people of the Adelaide Plains.
1838, Brighton District was surveyed by Colonel William Light.
Wheat and vines became the main produce and the area developed
a rural character. It also became a place of retreat -holiday
houses were built by the wealthy and prominent citizens of
With the advent of the railway and the car, settlement
grew quickly and Brighton became a popular day trip destination
as people flocked to the beach. Hotels and guesthouses opened
up to accommodate them. In the 1920s, Jetty Road was the popular
commercial strip, later to be overtaken by Brighton Road.
With the rebuilding of the storm damaged Jetty, Jetty Road
has once again become a popular destination for sipping coffee
and viewing the beach.
Glenelg was South Australia's first mainland settlement and
the State was officially proclaimed here at the "Old
Gum Tree" on 28 December 1836. At the proclamation ceremony
Hindmarsh named the area Glenelg in honour of Lord Glenelg,
the Secretary of State for the colonies.
few months earlier, Surveyor-General Colonel William Light
had chosen the site as being suitable for the new settlement.
Sited just beyond the beach sand dunes, the settlement began
to take shape.
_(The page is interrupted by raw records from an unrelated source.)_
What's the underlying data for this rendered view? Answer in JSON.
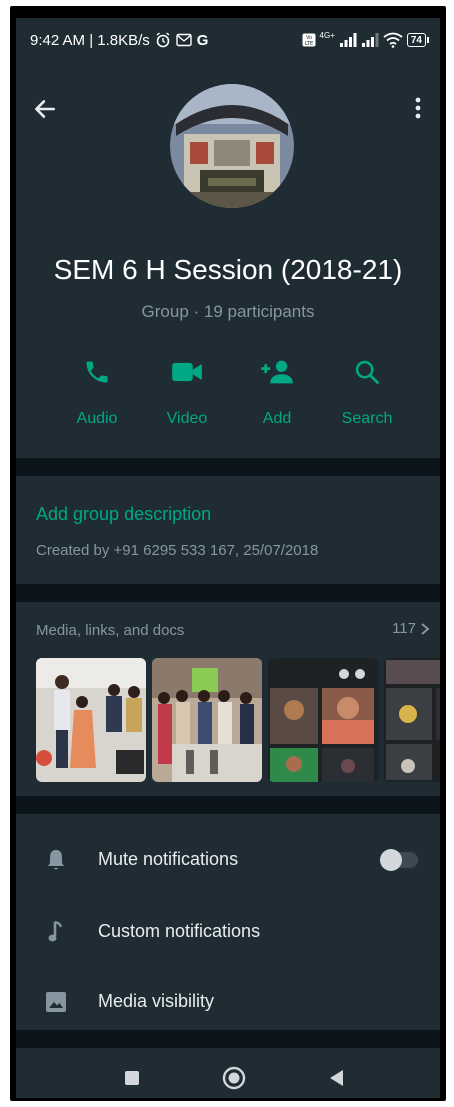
{
  "status_bar": {
    "time_speed": "9:42 AM | 1.8KB/s",
    "g_letter": "G",
    "network": "4G+",
    "battery": "74"
  },
  "header": {
    "group_name": "SEM 6 H Session (2018-21)",
    "group_info": "Group · 19 participants"
  },
  "actions": [
    {
      "label": "Audio",
      "icon": "phone-icon"
    },
    {
      "label": "Video",
      "icon": "video-camera-icon"
    },
    {
      "label": "Add",
      "icon": "add-person-icon"
    },
    {
      "label": "Search",
      "icon": "search-icon"
    }
  ],
  "description": {
    "add_label": "Add group description",
    "created": "Created by +91 6295 533 167, 25/07/2018"
  },
  "media": {
    "title": "Media, links, and docs",
    "count": "117"
  },
  "settings": [
    {
      "label": "Mute notifications",
      "icon": "bell-icon",
      "toggle": false
    },
    {
      "label": "Custom notifications",
      "icon": "music-note-icon"
    },
    {
      "label": "Media visibility",
      "icon": "image-icon"
    }
  ],
  "colors": {
    "accent": "#00a884",
    "panel": "#1f2c33",
    "background": "#0b141a",
    "secondary_text": "#8696a0"
  }
}
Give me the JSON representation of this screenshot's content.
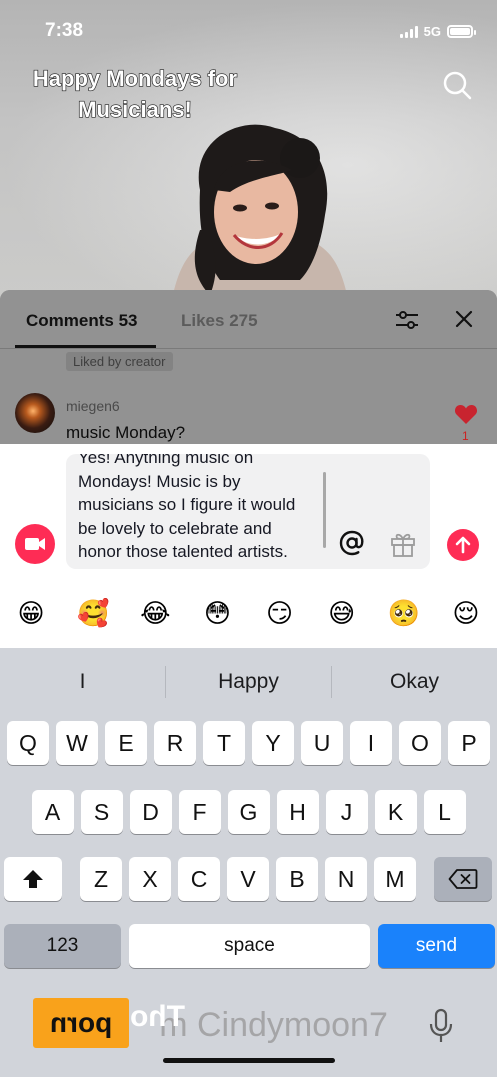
{
  "status": {
    "time": "7:38",
    "network": "5G"
  },
  "video": {
    "title_line1": "Happy Mondays for",
    "title_line2": "Musicians!"
  },
  "comments_sheet": {
    "tab_comments": "Comments 53",
    "tab_likes": "Likes 275",
    "liked_by_creator": "Liked by creator",
    "comment": {
      "username": "miegen6",
      "text": "music Monday?",
      "likes": "1"
    }
  },
  "composer": {
    "lines": [
      "Yes! Anything music on",
      "Mondays! Music is by",
      "musicians so I figure it would",
      "be lovely to celebrate and",
      "honor those talented artists."
    ]
  },
  "emojis": [
    "😁",
    "🥰",
    "😂",
    "😳",
    "😏",
    "😅",
    "🥺",
    "😌"
  ],
  "keyboard": {
    "suggestions": [
      "I",
      "Happy",
      "Okay"
    ],
    "row1": [
      "Q",
      "W",
      "E",
      "R",
      "T",
      "Y",
      "U",
      "I",
      "O",
      "P"
    ],
    "row2": [
      "A",
      "S",
      "D",
      "F",
      "G",
      "H",
      "J",
      "K",
      "L"
    ],
    "row3": [
      "Z",
      "X",
      "C",
      "V",
      "B",
      "N",
      "M"
    ],
    "key_123": "123",
    "key_space": "space",
    "key_send": "send"
  },
  "watermark": {
    "text": "m Cindymoon7",
    "logo": "porn",
    "logo_overlay": "Tho"
  },
  "colors": {
    "accent": "#fe2c55",
    "send_key": "#1a82fb"
  }
}
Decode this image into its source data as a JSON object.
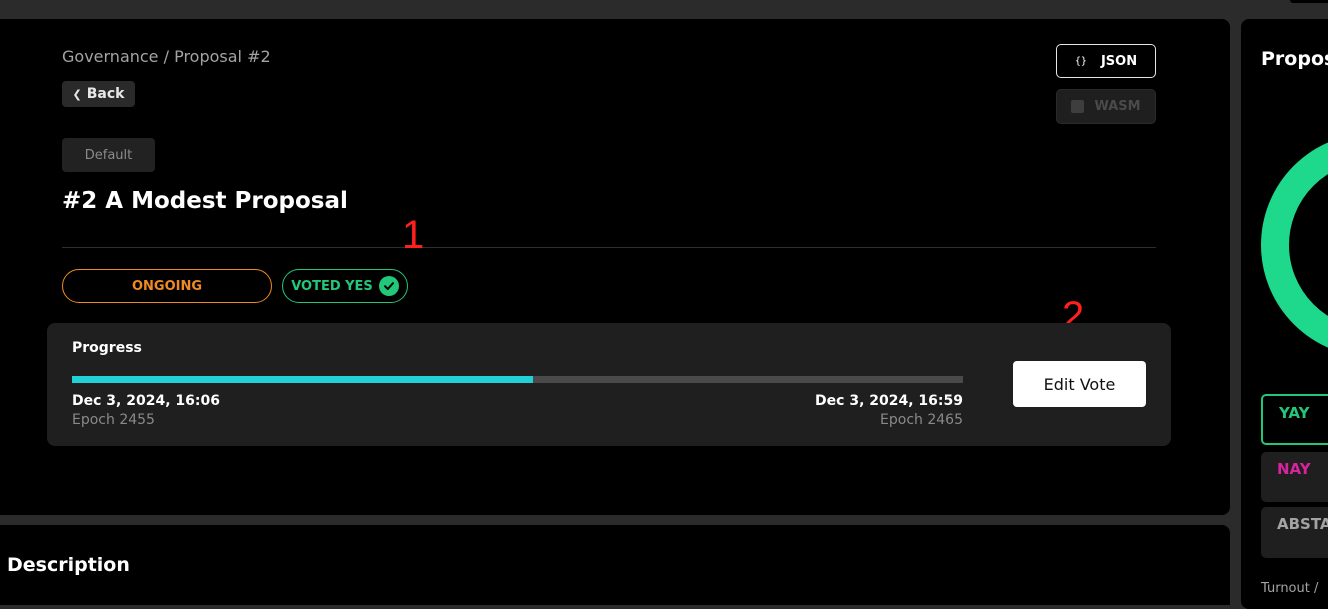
{
  "breadcrumb": "Governance / Proposal #2",
  "back_label": "Back",
  "tag": "Default",
  "title": "#2 A Modest Proposal",
  "buttons": {
    "json": "JSON",
    "wasm": "WASM"
  },
  "status": {
    "ongoing": "ONGOING",
    "voted": "VOTED YES"
  },
  "annotations": {
    "first": "1",
    "second": "2"
  },
  "progress": {
    "label": "Progress",
    "fraction": 0.517,
    "start_date": "Dec 3, 2024, 16:06",
    "start_epoch": "Epoch 2455",
    "end_date": "Dec 3, 2024, 16:59",
    "end_epoch": "Epoch 2465"
  },
  "edit_vote_label": "Edit Vote",
  "description_heading": "Description",
  "side": {
    "title": "Propos",
    "options": {
      "yay": "YAY",
      "nay": "NAY",
      "abstain": "ABSTA"
    },
    "turnout": "Turnout /"
  },
  "colors": {
    "ongoing": "#f08a24",
    "voted": "#22c77a",
    "progress_fill": "#22d1d6",
    "yay": "#22c77a",
    "nay": "#d6249f",
    "abstain": "#a3a3a3",
    "annotation": "#ff1f1f"
  },
  "icons": {
    "back": "chevron-left-icon",
    "json": "braces-icon",
    "wasm": "wasm-icon",
    "voted": "check-circle-icon"
  }
}
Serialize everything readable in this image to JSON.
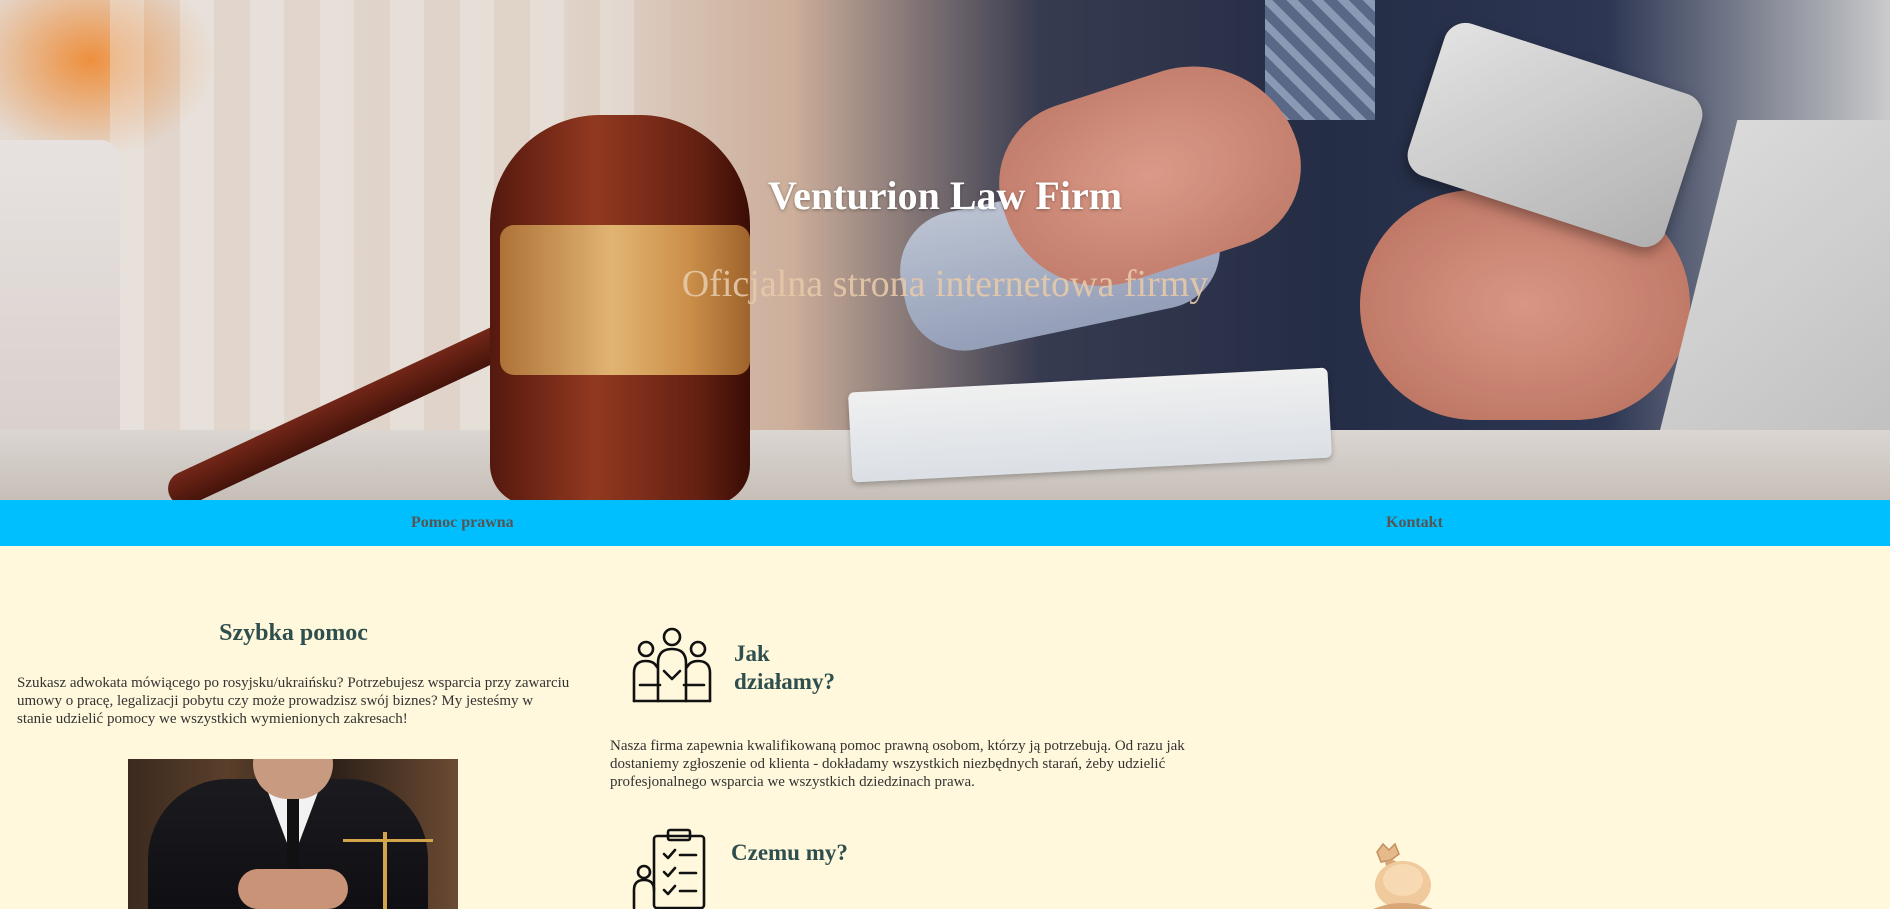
{
  "hero": {
    "title": "Venturion Law Firm",
    "subtitle": "Oficjalna strona internetowa firmy"
  },
  "nav": {
    "items": [
      {
        "label": "Pomoc prawna"
      },
      {
        "label": "Kontakt"
      }
    ],
    "background_color": "#00bfff"
  },
  "sections": {
    "quick_help": {
      "title": "Szybka pomoc",
      "text": "Szukasz adwokata mówiącego po rosyjsku/ukraińsku? Potrzebujesz wsparcia przy zawarciu umowy o pracę, legalizacji pobytu czy może prowadzisz swój biznes? My jesteśmy w stanie udzielić pomocy we wszystkich wymienionych zakresach!"
    },
    "how_we_work": {
      "title": "Jak działamy?",
      "text": "Nasza firma zapewnia kwalifikowaną pomoc prawną osobom, którzy ją potrzebują. Od razu jak dostaniemy zgłoszenie od klienta - dokładamy wszystkich niezbędnych starań, żeby udzielić profesjonalnego wsparcia we wszystkich dziedzinach prawa."
    },
    "why_us": {
      "title": "Czemu my?"
    }
  },
  "icons": {
    "team": "team-icon",
    "checklist": "checklist-icon",
    "chess": "chess-piece-icon"
  },
  "colors": {
    "page_background": "#fff8dc",
    "heading": "#2f4f4f",
    "nav_text": "#555555"
  }
}
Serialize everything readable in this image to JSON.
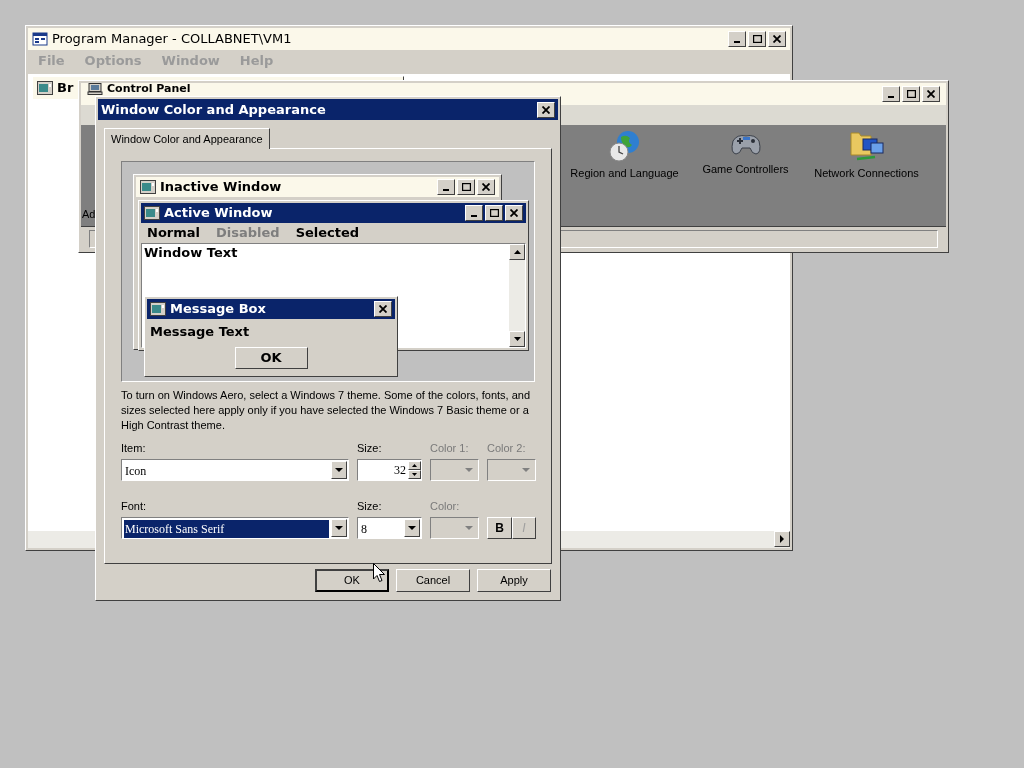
{
  "program_manager": {
    "title": "Program Manager - COLLABNET\\VM1",
    "active": false,
    "menu": [
      {
        "label": "File",
        "disabled": true
      },
      {
        "label": "Options",
        "disabled": true
      },
      {
        "label": "Window",
        "disabled": true
      },
      {
        "label": "Help",
        "disabled": true
      }
    ],
    "child_window": {
      "title": "Br"
    }
  },
  "control_panel": {
    "title": "Control Panel",
    "active": false,
    "side_text": "Ad",
    "items": [
      {
        "label": "Region and Language"
      },
      {
        "label": "Game Controllers"
      },
      {
        "label": "Network Connections"
      }
    ]
  },
  "dialog": {
    "title": "Window Color and Appearance",
    "active": true,
    "tabs": [
      {
        "label": "Window Color and Appearance",
        "selected": true
      }
    ],
    "preview": {
      "inactive_title": "Inactive Window",
      "active_title": "Active Window",
      "menu": [
        {
          "label": "Normal",
          "kind": "normal"
        },
        {
          "label": "Disabled",
          "kind": "disabled"
        },
        {
          "label": "Selected",
          "kind": "selected"
        }
      ],
      "window_text": "Window Text",
      "message_box": {
        "title": "Message Box",
        "text": "Message Text",
        "button": "OK"
      }
    },
    "description": "To turn on Windows Aero, select a Windows 7 theme.  Some of the colors, fonts, and sizes selected here apply only if you have selected the Windows 7 Basic theme or a High Contrast theme.",
    "item": {
      "label": "Item:",
      "value": "Icon"
    },
    "item_size": {
      "label": "Size:",
      "value": "32"
    },
    "color_1": {
      "label": "Color 1:",
      "disabled": true
    },
    "color_2": {
      "label": "Color 2:",
      "disabled": true
    },
    "font": {
      "label": "Font:",
      "value": "Microsoft Sans Serif",
      "selected": true
    },
    "font_size": {
      "label": "Size:",
      "value": "8"
    },
    "font_color": {
      "label": "Color:",
      "disabled": true
    },
    "bold": {
      "label": "B",
      "disabled": false
    },
    "italic": {
      "label": "I",
      "disabled": true
    },
    "buttons": [
      {
        "label": "OK",
        "default": true
      },
      {
        "label": "Cancel",
        "default": false
      },
      {
        "label": "Apply",
        "default": false
      }
    ]
  }
}
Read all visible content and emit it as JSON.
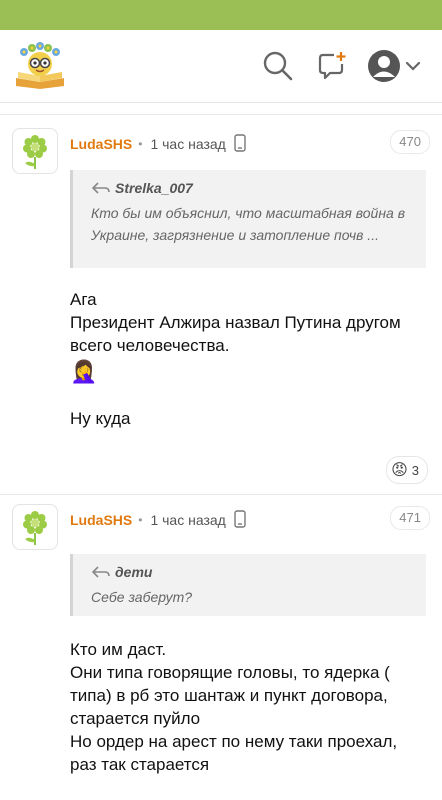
{
  "header": {
    "search_icon": "search-icon",
    "new_post_icon": "new-post-icon",
    "avatar_icon": "user-avatar-icon"
  },
  "comments": [
    {
      "author": "LudaSHS",
      "time": "1 час назад",
      "number": "470",
      "quote": {
        "author": "Strelka_007",
        "lines": [
          "Кто бы им объяснил, что масштабная война в",
          "Украине, загрязнение и затопление почв ..."
        ]
      },
      "body": [
        "Ага",
        "Президент Алжира назвал Путина другом",
        "всего человечества."
      ],
      "emoji": "🤦‍♀️",
      "body_after": "Ну куда",
      "reaction": {
        "emoji": "😡",
        "count": "3"
      }
    },
    {
      "author": "LudaSHS",
      "time": "1 час назад",
      "number": "471",
      "quote": {
        "author": "дети",
        "lines": [
          "Себе заберут?"
        ]
      },
      "body": [
        "Кто им даст.",
        "Они типа говорящие головы, то ядерка (",
        "типа) в рб это шантаж и пункт договора,",
        "старается пуйло",
        "Но ордер на арест по нему таки проехал,",
        "раз так старается"
      ]
    }
  ],
  "colors": {
    "topbar": "#9bbf55",
    "author": "#e07a10"
  }
}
Glenelg became a thriving seaport town with
many a tall-ship calling in its waters. Glenelg also became
a popular seaside and holiday destination for the citizens
of Adelaide. By foot, on horseback, on velocipedes and aboard
buggies they came in their thousands to promenade at the water's
edge and take in the healthy sea air. Later they came by train,
tram or car. The wealthy built their mansions, others stayed
at resort hotels, others just came for the day.
Today much of the heritage of old Glenelg still exists.
Soon after settlement the other coastal villages of Somerton,
Brighton and Seacliff developed, each with a distinctive character.